◆ WORK TO COMPLETE
From the listing below, return each line that includes "vaazsaati".
######
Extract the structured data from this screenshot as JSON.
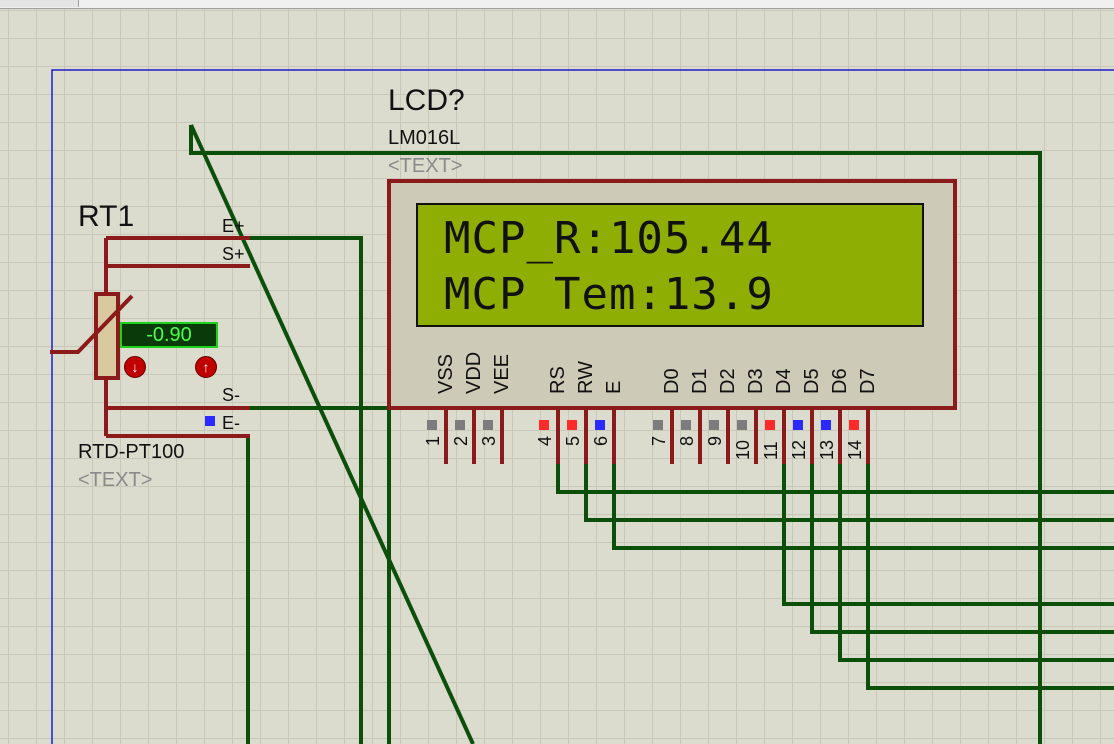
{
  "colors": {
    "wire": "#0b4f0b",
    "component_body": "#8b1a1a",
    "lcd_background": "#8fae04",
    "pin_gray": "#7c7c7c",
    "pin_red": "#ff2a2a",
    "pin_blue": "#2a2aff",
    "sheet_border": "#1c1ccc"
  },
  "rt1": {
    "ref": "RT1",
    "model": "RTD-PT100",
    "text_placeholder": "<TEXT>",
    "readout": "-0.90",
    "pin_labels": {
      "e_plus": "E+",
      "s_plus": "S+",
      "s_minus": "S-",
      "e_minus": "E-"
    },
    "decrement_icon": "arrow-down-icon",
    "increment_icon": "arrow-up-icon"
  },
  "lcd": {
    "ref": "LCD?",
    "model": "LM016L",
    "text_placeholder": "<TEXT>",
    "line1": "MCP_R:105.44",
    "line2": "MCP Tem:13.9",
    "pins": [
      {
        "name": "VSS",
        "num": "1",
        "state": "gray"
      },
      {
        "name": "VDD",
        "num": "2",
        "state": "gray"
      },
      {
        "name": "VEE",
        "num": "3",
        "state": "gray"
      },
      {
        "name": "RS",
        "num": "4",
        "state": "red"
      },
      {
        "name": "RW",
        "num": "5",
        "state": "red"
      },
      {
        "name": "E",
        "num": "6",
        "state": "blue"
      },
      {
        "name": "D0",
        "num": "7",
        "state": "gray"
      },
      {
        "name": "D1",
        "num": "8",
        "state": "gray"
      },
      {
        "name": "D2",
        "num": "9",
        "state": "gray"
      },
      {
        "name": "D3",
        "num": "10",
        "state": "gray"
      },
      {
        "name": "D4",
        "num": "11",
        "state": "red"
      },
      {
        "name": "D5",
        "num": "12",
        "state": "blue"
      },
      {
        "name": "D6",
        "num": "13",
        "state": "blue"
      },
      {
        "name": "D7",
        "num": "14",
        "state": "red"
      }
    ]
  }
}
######
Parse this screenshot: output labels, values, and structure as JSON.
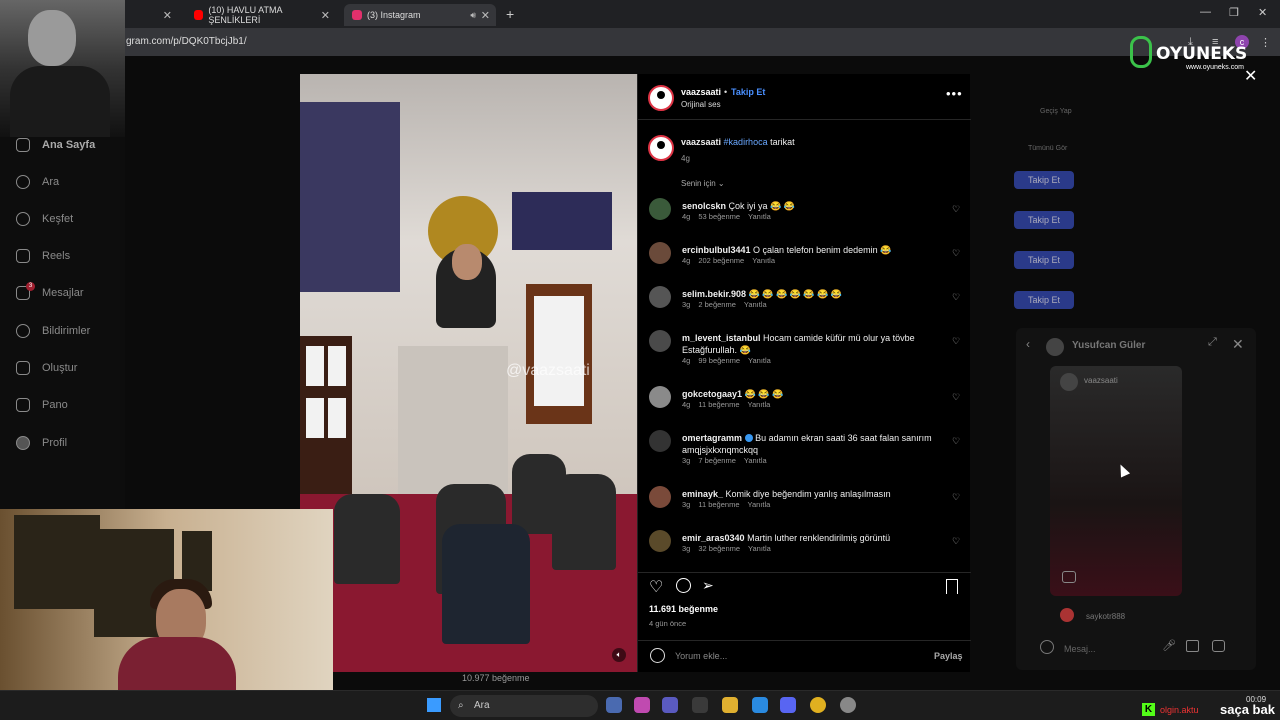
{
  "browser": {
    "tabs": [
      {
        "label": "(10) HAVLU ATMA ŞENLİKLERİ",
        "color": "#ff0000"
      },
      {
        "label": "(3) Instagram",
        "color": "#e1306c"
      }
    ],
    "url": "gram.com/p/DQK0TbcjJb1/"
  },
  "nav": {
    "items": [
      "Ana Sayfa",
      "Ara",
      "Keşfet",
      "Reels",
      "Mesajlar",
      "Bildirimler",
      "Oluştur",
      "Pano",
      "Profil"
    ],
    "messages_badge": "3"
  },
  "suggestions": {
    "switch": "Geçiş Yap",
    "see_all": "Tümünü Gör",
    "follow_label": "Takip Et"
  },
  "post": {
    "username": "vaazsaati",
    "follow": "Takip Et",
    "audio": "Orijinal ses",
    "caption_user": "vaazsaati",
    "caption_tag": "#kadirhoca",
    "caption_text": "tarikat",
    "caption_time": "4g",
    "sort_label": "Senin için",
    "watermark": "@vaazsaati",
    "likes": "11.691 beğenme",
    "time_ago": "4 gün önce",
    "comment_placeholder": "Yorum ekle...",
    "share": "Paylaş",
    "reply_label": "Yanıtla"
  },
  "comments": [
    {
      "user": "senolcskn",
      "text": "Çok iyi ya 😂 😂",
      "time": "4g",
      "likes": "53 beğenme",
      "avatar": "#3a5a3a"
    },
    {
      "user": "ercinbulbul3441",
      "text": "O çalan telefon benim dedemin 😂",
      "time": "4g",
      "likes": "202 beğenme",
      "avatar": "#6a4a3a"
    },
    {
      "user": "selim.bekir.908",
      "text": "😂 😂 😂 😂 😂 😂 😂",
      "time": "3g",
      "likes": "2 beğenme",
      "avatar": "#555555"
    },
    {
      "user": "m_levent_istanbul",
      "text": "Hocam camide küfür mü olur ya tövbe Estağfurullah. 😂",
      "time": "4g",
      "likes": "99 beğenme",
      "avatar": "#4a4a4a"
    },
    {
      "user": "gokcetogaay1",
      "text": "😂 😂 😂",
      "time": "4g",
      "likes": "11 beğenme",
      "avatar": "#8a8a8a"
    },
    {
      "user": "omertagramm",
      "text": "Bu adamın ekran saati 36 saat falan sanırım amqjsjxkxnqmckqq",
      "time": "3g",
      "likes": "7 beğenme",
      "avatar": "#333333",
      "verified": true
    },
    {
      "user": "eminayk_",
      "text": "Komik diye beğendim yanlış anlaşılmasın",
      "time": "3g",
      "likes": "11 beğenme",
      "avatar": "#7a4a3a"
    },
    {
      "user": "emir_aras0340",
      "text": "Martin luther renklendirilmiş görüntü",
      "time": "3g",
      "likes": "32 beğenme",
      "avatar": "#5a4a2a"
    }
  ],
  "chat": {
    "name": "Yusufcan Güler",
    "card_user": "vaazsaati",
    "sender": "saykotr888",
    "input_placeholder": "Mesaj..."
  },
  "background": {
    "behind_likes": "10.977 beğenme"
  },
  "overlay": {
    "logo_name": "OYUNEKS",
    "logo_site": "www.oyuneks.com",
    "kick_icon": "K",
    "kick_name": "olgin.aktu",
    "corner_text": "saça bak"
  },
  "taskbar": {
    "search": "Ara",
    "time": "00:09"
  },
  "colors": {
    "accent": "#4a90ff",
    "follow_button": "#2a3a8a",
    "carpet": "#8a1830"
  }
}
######
◆ TASK RESPONSE
    "username": "vaazsaati",
    "caption_user": "vaazsaati",
    "watermark": "@vaazsaati",
    "card_user": "vaazsaati",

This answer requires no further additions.